Flying into the world of Spyro was a thrilling moment from the start, seeing the Insomniac Games flag firmly planted on a mountaintop, and Spyro zooming in from off camera. Sure, we already had Crash Bandicoot a couple of years prior to this PlayStation classic, but it was a total game-changer with new mechanics, new lore, and a feel to it that no other game could match at the time. It was different and unique, even down to the title screen. Spyro grew to become one of the most iconic characters in platforming and it all originated in this unassuming game. We learned we could fly, breathe fire, and take charge of a living, breathing world with this purple dragon, and it will always stand out as an important moment to many of us. It may have only been a title screen, but it was the harbinger of so much more.
Spyro 2: Ripto's Rage: Scorch
This desert-themed level introduced us to child secret agents Handel and Greta for the first time, as well as some fun changes to the formula. You worked to reunite Handel and Greta so they can complete their "mission." There was also a fun detour where you needed to catch a literal barrel of monkeys, as well as plenty of other areas to explore beyond reuniting the twins. You also had to chase an annoying genie named Bombo throwing energy balls at you over and over as you ran through to the end, which was the hardest part of the entire level, especially as you had to start further and further away from the genie each time. It offered quite a bit of variety, and the level was quite lush in general, paving the way for future Handel and Greta encounters.

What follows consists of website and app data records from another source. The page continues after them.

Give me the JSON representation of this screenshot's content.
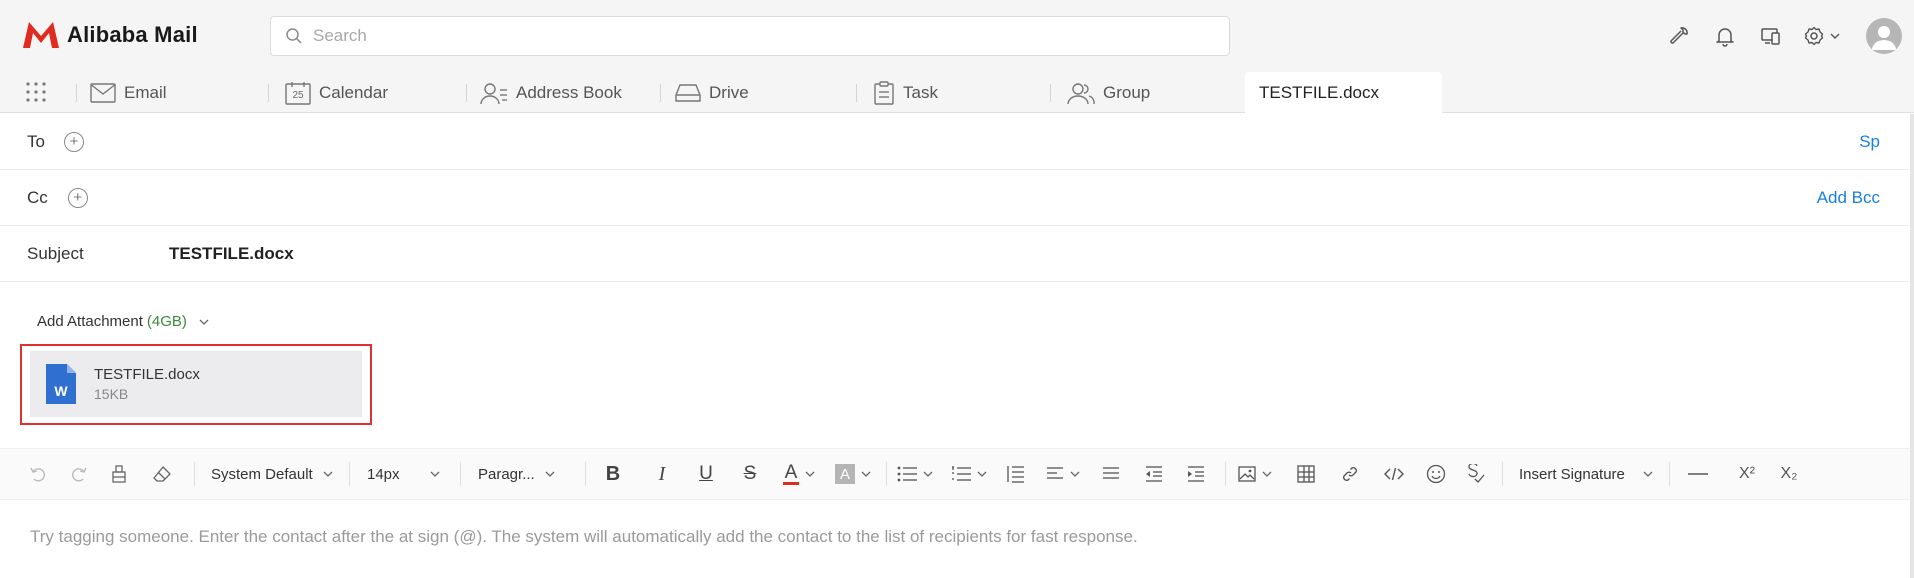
{
  "brand": {
    "name": "Alibaba Mail",
    "color": "#e02b20"
  },
  "search": {
    "placeholder": "Search"
  },
  "header_icons": [
    "wrench-icon",
    "bell-icon",
    "devices-icon",
    "gear-icon",
    "chevron-down-icon",
    "avatar"
  ],
  "nav": {
    "items": [
      {
        "label": "Email",
        "icon": "mail-icon"
      },
      {
        "label": "Calendar",
        "icon": "calendar-icon",
        "icon_text": "25"
      },
      {
        "label": "Address Book",
        "icon": "contacts-icon"
      },
      {
        "label": "Drive",
        "icon": "drive-icon"
      },
      {
        "label": "Task",
        "icon": "clipboard-icon"
      },
      {
        "label": "Group",
        "icon": "group-icon"
      }
    ],
    "active_tab": "TESTFILE.docx"
  },
  "compose": {
    "to_label": "To",
    "to_right": "Sp",
    "cc_label": "Cc",
    "cc_right": "Add Bcc",
    "subject_label": "Subject",
    "subject_value": "TESTFILE.docx",
    "attach_label": "Add Attachment",
    "attach_size": "(4GB)",
    "attachment": {
      "name": "TESTFILE.docx",
      "size": "15KB",
      "icon": "word-file-icon",
      "icon_text": "W"
    }
  },
  "toolbar": {
    "font_family": "System Default",
    "font_size": "14px",
    "block_format": "Paragr...",
    "signature": "Insert Signature",
    "color_letter": "A",
    "highlight_letter": "A",
    "bold": "B",
    "italic": "I",
    "underline": "U",
    "strike": "S",
    "superscript": "X²",
    "subscript": "X₂",
    "accent_red": "#e02b20"
  },
  "body": {
    "hint": "Try tagging someone. Enter the contact after the at sign (@). The system will automatically add the contact to the list of recipients for fast response."
  },
  "colors": {
    "link": "#1a7ee6",
    "highlight_box": "#e03030",
    "size_green": "#3a8a3a"
  }
}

Spyro 3: Year of the Dragon: Enchanted Towers
This Spyro: Year of the Dragon level found Spyro working to blow up a statue of an evil sorceress that forced an entire community to erect in her honor. It was also full of gorgeous hues and fantastic level design. The level was found in the Forgotten Realms area, and featured a skateboard course you could complete as Spyro to earn special bonuses. You could also look for a worker named Lys's pet wolf, as well as explore the towers waiting in the distance with Spyro's flying ability. The twilight skies, destruction of the enormous statue, and the optional skateboarding scene made for a memorable time that was demonstrative of the very different modes Spyro could swap between.
Spyro the Dragon: Defeating Gnasty Gnorc

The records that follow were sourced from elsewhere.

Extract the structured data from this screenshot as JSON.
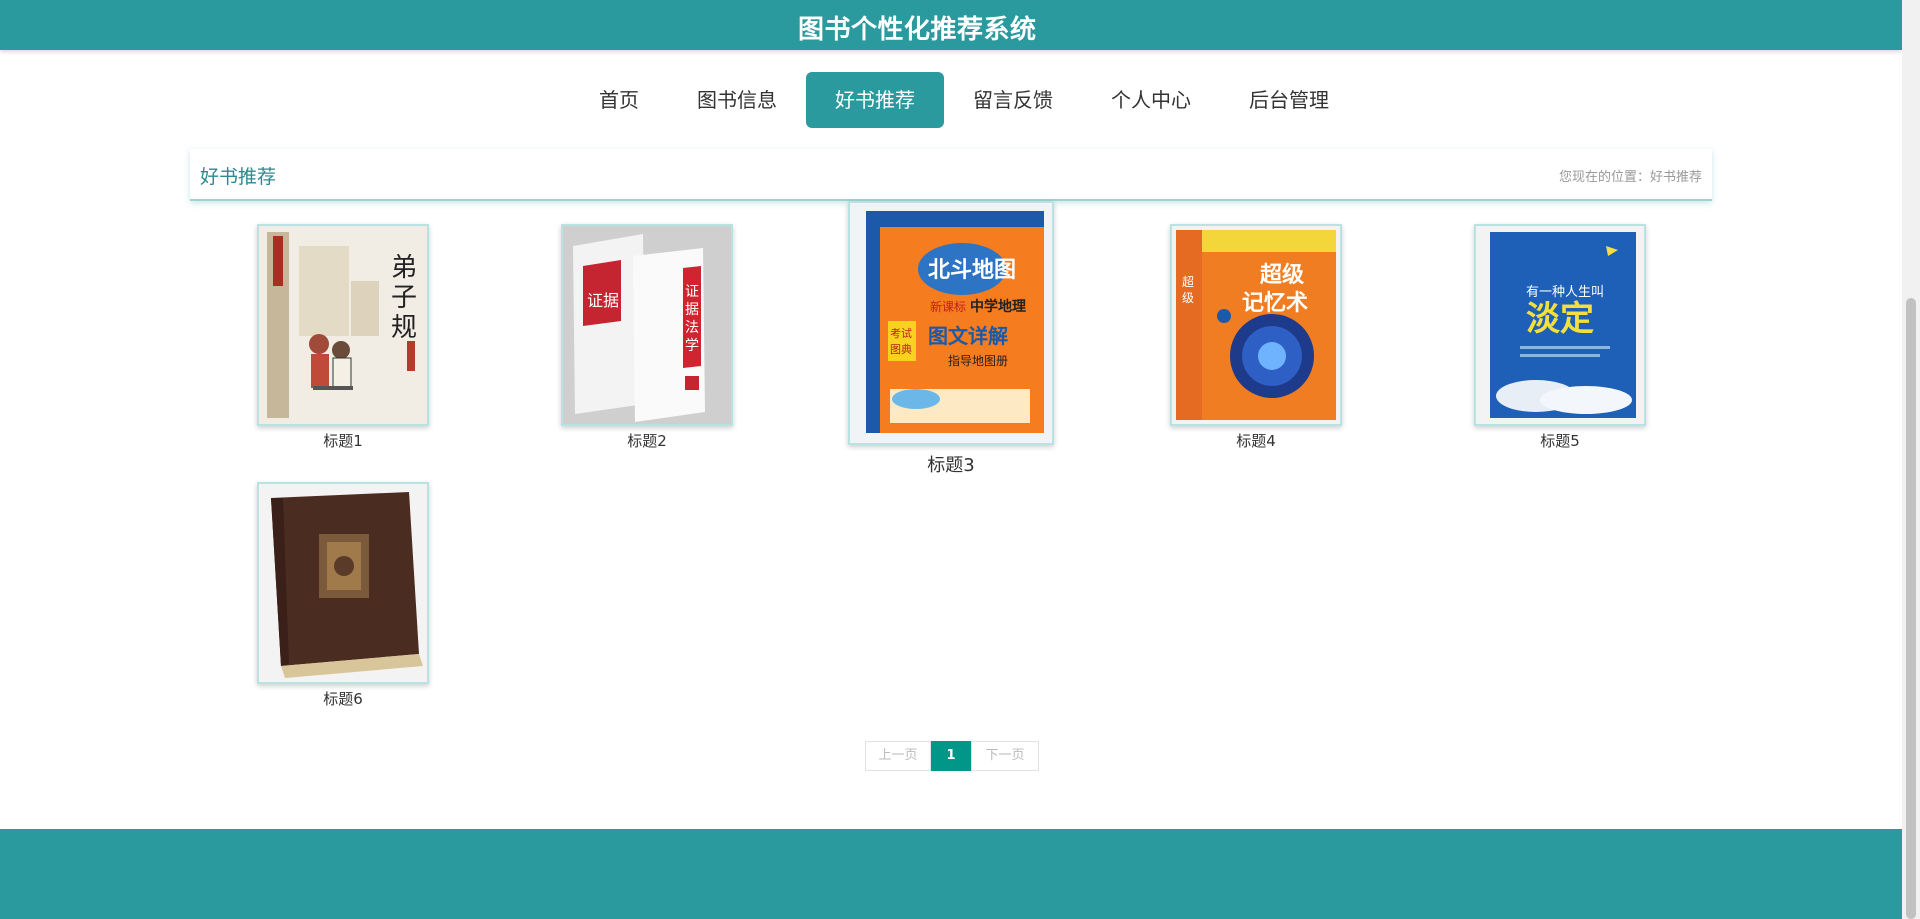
{
  "header": {
    "site_title": "图书个性化推荐系统"
  },
  "nav": {
    "items": [
      {
        "label": "首页",
        "active": false
      },
      {
        "label": "图书信息",
        "active": false
      },
      {
        "label": "好书推荐",
        "active": true
      },
      {
        "label": "留言反馈",
        "active": false
      },
      {
        "label": "个人中心",
        "active": false
      },
      {
        "label": "后台管理",
        "active": false
      }
    ]
  },
  "section": {
    "title": "好书推荐",
    "breadcrumb_prefix": "您现在的位置：",
    "breadcrumb_current": "好书推荐"
  },
  "books": [
    {
      "title": "标题1",
      "cover_icon": "dizigui-book-cover"
    },
    {
      "title": "标题2",
      "cover_icon": "evidence-law-book-cover"
    },
    {
      "title": "标题3",
      "cover_icon": "geography-atlas-book-cover"
    },
    {
      "title": "标题4",
      "cover_icon": "super-memory-book-cover"
    },
    {
      "title": "标题5",
      "cover_icon": "calm-life-book-cover"
    },
    {
      "title": "标题6",
      "cover_icon": "leather-old-book-cover"
    }
  ],
  "pager": {
    "prev_label": "上一页",
    "current_page": "1",
    "next_label": "下一页"
  },
  "colors": {
    "brand": "#2a9a9e",
    "pager_active": "#009688"
  }
}
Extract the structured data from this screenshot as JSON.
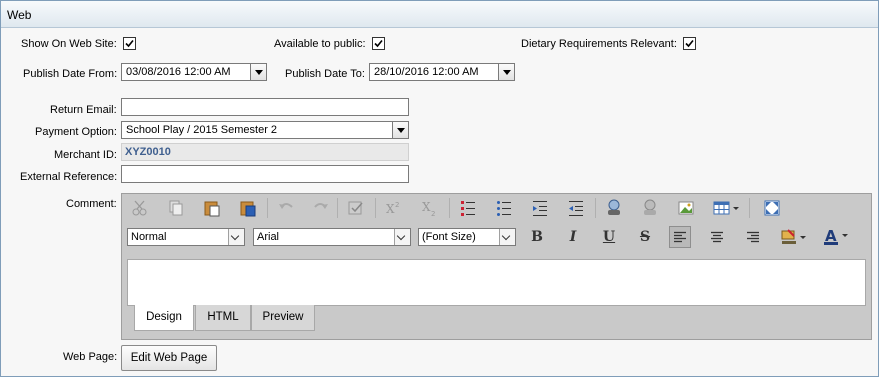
{
  "panel": {
    "title": "Web"
  },
  "row1": {
    "show_on_web_label": "Show On Web Site:",
    "show_on_web_checked": true,
    "available_public_label": "Available to public:",
    "available_public_checked": true,
    "dietary_label": "Dietary Requirements Relevant:",
    "dietary_checked": true
  },
  "row2": {
    "publish_from_label": "Publish Date From:",
    "publish_from_value": "03/08/2016 12:00 AM",
    "publish_to_label": "Publish Date To:",
    "publish_to_value": "28/10/2016 12:00 AM"
  },
  "fields": {
    "return_email_label": "Return Email:",
    "return_email_value": "",
    "payment_option_label": "Payment Option:",
    "payment_option_value": "School Play / 2015 Semester 2",
    "merchant_id_label": "Merchant ID:",
    "merchant_id_value": "XYZ0010",
    "external_ref_label": "External Reference:",
    "external_ref_value": "",
    "comment_label": "Comment:",
    "web_page_label": "Web Page:"
  },
  "editor": {
    "toolbar1_icons": [
      "cut-icon",
      "copy-icon",
      "paste-icon",
      "paste-word-icon",
      "undo-icon",
      "redo-icon",
      "spellcheck-icon",
      "superscript-icon",
      "subscript-icon",
      "ordered-list-icon",
      "unordered-list-icon",
      "indent-icon",
      "outdent-icon",
      "link-icon",
      "unlink-icon",
      "image-icon",
      "table-icon",
      "fullscreen-icon"
    ],
    "paragraph_format": "Normal",
    "font_name": "Arial",
    "font_size": "(Font Size)",
    "bold_label": "B",
    "italic_label": "I",
    "underline_label": "U",
    "strike_label": "S",
    "font_color_label": "A",
    "tabs": [
      "Design",
      "HTML",
      "Preview"
    ],
    "active_tab": "Design"
  },
  "buttons": {
    "edit_web_page": "Edit Web Page"
  }
}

Landing in Gnasty Gnorc's lair after completing the rest of Spyro the Dragon was an adrenaline rush like no other, especially as you whizzed through the area in pursuit of your target. First, you had to chase him through the level through a narrow path. If you were too slow, you could lose him and find yourself running in a circle. There were various platforming sections you'd be subjected to during the encounter, all while the boss taunted you around every corner. It was a culmination of all the hard work you put in collecting treasure throughout the game and mastering Spyro's moves. Rewarding, and it capped the entire game off at that. Onto the next — or it would have been, if there were any other Spyro games at the time.
Spyro the Dragon: Tree Tops
Spyro the Dragon's Tree Tops was an interesting test of how well players could fare with a level placed entirely in the air, and explored exactly what the title implied: the tops of tall trees. Widely considered one of the hardest realms in the Spyro series, you needed to utilize speed and tact to catch up with Thieves, who had stolen your Gems. You could fall at any momen from the trees, and you'd simply die in the abyss below. The entire level was dark and foreboding, with an oppressive atmosphere that persisted no matter where you went. It was a dramatic, dense area that felt fantastic to explore, and emerging victorious felt even better.